(Page and application data records)
══════════════════════════════
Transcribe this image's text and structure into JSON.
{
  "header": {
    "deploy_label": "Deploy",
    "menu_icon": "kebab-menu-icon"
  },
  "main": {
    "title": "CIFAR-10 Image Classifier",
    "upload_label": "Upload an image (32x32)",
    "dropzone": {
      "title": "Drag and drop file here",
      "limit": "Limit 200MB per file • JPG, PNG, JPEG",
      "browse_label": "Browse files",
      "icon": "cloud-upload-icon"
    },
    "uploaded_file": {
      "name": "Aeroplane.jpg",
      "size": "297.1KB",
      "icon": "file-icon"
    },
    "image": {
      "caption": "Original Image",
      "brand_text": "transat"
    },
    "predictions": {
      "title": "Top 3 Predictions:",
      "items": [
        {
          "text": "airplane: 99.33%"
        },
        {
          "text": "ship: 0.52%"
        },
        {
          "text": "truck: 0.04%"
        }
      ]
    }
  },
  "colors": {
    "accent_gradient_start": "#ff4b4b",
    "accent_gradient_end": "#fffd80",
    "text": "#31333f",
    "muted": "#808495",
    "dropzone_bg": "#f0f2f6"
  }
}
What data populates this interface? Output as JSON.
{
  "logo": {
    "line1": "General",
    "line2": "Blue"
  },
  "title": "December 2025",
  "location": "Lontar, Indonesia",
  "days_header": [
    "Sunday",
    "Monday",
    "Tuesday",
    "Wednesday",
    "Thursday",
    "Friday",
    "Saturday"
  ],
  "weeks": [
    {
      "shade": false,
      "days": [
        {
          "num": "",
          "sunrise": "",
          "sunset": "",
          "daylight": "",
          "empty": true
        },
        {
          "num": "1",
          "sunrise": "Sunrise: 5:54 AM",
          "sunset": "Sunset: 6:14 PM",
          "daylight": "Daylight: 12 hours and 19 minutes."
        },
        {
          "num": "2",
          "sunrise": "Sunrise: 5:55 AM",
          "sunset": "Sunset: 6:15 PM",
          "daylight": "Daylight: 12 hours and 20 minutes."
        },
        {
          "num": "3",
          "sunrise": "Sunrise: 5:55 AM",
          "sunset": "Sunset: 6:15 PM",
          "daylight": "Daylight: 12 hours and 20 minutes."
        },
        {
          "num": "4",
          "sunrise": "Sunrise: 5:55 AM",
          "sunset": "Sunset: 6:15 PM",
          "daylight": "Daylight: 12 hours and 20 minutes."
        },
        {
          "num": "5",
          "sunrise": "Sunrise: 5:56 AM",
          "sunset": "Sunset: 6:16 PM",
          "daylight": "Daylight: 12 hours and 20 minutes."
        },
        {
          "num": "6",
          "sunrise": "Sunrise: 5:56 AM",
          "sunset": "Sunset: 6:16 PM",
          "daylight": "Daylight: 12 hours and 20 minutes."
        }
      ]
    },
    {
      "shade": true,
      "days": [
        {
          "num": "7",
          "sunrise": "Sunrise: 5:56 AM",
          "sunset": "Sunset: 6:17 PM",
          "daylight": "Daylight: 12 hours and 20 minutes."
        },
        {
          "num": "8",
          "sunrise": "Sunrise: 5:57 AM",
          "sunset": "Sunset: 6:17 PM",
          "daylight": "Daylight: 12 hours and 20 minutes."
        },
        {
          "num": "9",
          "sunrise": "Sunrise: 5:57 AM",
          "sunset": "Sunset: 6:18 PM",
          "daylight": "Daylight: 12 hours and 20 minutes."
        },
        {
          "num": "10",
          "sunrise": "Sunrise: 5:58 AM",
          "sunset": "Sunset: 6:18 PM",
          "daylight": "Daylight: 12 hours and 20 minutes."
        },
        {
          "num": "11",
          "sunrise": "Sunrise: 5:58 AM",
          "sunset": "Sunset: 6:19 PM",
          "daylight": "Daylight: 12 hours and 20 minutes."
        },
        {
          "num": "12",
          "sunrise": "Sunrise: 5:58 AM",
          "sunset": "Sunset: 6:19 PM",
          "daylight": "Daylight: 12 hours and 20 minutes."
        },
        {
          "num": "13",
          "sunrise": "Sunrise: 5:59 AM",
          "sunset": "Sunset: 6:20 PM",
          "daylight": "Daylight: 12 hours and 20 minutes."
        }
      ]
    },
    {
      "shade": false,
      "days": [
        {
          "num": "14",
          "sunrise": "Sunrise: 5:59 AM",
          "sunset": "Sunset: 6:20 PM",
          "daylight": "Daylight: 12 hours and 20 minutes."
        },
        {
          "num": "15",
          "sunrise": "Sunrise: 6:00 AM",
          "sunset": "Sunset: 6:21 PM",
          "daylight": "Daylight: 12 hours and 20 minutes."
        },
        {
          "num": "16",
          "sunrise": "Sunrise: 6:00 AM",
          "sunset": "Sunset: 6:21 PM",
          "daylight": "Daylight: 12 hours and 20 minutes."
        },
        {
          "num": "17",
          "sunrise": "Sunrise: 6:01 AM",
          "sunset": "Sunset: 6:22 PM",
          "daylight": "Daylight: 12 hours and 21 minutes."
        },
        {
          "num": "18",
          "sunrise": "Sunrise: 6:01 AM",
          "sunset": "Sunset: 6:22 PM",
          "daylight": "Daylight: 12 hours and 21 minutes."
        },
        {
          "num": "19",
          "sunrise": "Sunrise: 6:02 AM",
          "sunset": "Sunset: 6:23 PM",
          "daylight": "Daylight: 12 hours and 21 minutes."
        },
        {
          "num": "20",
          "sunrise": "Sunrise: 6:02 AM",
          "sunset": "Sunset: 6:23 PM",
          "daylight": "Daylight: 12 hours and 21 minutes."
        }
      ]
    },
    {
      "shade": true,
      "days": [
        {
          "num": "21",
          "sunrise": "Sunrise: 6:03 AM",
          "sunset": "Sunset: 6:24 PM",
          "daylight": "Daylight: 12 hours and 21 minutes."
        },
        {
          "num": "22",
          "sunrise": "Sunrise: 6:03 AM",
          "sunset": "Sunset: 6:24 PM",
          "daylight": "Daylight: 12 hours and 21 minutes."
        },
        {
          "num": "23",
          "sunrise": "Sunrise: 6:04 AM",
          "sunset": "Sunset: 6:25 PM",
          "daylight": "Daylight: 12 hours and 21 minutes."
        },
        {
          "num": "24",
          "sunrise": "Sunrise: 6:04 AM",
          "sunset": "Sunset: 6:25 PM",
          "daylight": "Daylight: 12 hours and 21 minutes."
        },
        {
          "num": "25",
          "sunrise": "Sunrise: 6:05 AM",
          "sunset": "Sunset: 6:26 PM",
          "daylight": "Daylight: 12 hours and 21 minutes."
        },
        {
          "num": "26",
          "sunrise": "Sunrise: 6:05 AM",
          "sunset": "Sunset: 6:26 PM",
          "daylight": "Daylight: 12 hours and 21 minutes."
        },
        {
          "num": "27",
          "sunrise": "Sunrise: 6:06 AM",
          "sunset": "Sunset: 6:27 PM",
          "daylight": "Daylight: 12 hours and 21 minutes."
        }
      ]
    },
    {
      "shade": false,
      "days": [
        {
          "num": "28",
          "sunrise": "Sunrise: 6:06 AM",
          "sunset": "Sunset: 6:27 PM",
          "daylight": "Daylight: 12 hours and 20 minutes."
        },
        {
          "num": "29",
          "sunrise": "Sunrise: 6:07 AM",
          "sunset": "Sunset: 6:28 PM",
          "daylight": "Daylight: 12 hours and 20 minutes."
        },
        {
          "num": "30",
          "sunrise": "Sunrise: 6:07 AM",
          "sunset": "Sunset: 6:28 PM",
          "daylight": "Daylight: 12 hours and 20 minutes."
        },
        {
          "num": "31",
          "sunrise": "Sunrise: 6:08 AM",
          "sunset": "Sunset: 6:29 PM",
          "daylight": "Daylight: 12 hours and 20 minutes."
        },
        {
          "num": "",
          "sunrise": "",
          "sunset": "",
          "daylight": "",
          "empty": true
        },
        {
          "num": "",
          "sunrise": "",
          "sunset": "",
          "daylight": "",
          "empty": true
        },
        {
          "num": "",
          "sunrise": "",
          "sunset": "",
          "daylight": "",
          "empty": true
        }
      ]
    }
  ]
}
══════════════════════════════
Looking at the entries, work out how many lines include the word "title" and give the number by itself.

Written answer:
4